Start of Data supplied

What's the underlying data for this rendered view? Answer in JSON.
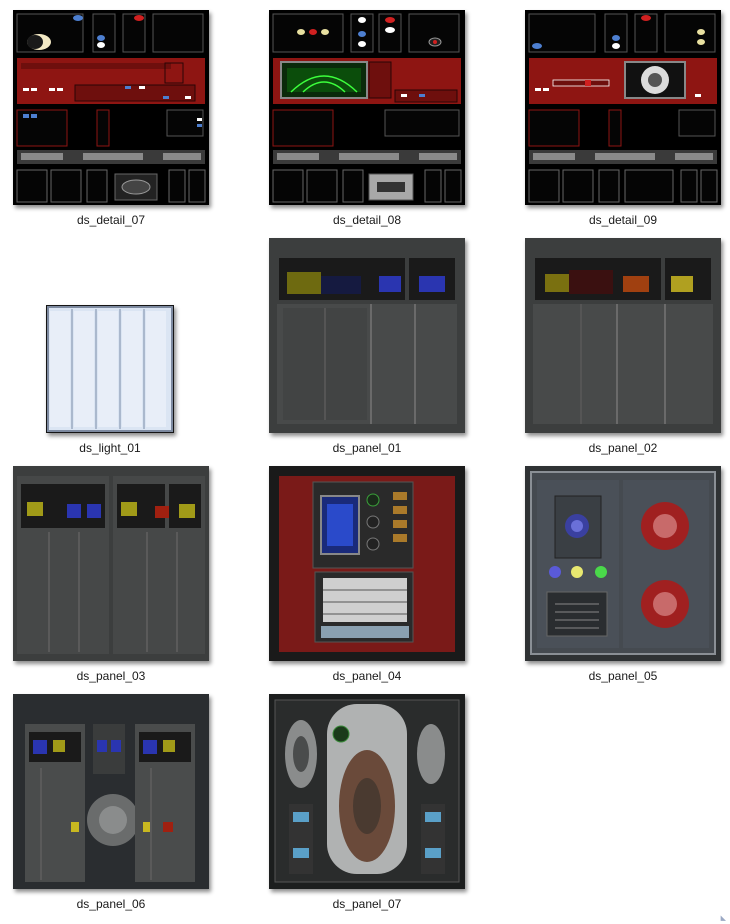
{
  "files": [
    {
      "name": "ds_detail_07"
    },
    {
      "name": "ds_detail_08"
    },
    {
      "name": "ds_detail_09"
    },
    {
      "name": "ds_light_01"
    },
    {
      "name": "ds_panel_01"
    },
    {
      "name": "ds_panel_02"
    },
    {
      "name": "ds_panel_03"
    },
    {
      "name": "ds_panel_04"
    },
    {
      "name": "ds_panel_05"
    },
    {
      "name": "ds_panel_06"
    },
    {
      "name": "ds_panel_07"
    }
  ],
  "colors": {
    "console_red": "#8e1512",
    "panel_gray": "#3c3e3e",
    "light_blue": "#dbe5f3"
  }
}
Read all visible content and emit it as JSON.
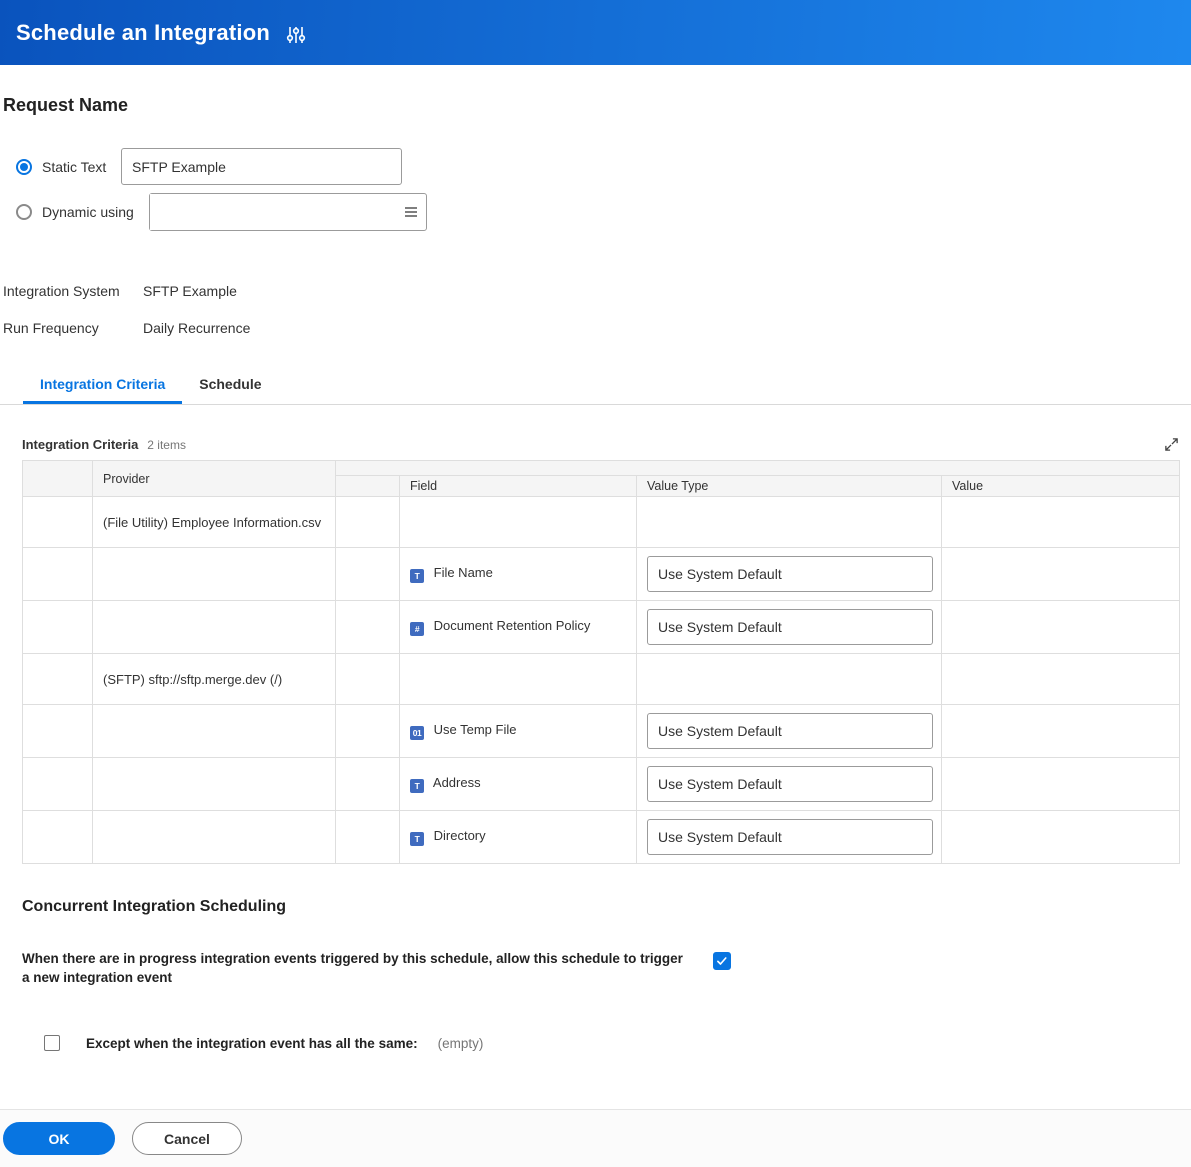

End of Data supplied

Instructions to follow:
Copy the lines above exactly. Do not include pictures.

Expected output:
What's the underlying data for this rendered view? Answer in JSON.
{
  "files": [
    {
      "name": "ds_detail_07"
    },
    {
      "name": "ds_detail_08"
    },
    {
      "name": "ds_detail_09"
    },
    {
      "name": "ds_light_01"
    },
    {
      "name": "ds_panel_01"
    },
    {
      "name": "ds_panel_02"
    },
    {
      "name": "ds_panel_03"
    },
    {
      "name": "ds_panel_04"
    },
    {
      "name": "ds_panel_05"
    },
    {
      "name": "ds_panel_06"
    },
    {
      "name": "ds_panel_07"
    }
  ],
  "colors": {
    "console_red": "#8e1512",
    "panel_gray": "#3c3e3e",
    "light_blue": "#dbe5f3"
  }
}
Read all visible content and emit it as JSON.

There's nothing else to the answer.